(DATA SECTION)

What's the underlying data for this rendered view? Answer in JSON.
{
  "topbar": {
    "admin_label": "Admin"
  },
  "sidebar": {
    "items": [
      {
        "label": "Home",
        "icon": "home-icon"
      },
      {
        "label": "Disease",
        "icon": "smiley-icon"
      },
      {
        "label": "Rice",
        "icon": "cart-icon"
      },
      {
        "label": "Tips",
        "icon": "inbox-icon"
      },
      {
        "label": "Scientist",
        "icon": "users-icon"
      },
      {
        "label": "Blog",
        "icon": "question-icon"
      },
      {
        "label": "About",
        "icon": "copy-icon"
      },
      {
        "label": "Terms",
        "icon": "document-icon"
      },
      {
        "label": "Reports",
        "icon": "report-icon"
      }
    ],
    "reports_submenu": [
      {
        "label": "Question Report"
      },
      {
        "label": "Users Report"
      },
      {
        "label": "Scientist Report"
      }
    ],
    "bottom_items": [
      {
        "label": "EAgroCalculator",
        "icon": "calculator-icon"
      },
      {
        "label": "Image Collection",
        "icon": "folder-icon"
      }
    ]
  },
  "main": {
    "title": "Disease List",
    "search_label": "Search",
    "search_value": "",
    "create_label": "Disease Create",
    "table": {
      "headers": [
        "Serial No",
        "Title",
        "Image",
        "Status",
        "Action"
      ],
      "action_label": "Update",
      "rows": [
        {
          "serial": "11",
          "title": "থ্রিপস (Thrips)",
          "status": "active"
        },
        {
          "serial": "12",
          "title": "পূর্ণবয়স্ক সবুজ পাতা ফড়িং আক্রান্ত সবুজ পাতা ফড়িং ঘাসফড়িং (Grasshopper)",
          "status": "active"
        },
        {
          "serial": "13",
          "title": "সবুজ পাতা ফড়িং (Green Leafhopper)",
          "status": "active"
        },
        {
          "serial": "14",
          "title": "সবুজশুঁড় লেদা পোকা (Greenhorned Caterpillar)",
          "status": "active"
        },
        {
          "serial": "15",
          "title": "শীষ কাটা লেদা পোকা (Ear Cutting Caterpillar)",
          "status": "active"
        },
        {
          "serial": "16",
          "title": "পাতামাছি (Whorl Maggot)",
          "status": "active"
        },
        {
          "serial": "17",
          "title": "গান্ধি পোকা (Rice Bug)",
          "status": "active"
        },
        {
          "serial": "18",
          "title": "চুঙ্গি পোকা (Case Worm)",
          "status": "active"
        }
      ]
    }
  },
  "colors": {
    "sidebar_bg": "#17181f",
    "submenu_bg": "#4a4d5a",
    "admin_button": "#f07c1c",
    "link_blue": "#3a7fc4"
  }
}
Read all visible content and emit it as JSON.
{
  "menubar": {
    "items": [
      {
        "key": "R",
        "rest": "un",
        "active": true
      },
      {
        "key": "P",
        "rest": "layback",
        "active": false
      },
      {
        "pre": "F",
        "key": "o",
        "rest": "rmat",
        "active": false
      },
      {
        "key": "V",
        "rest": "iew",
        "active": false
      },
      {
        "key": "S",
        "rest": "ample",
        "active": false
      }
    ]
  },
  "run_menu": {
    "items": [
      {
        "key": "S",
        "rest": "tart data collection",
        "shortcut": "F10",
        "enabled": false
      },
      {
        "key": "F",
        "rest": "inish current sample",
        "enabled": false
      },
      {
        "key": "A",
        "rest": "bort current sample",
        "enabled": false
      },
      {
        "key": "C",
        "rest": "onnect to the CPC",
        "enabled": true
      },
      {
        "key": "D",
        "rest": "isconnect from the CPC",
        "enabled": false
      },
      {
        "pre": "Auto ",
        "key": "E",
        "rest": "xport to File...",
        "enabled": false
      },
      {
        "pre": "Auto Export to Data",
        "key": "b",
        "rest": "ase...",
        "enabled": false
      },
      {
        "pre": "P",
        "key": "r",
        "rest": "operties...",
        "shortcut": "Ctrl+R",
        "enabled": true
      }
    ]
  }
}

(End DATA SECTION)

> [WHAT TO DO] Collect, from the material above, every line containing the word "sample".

> [WRITTEN ANSWER]
        "rest": "inish current sample",
        "rest": "bort current sample",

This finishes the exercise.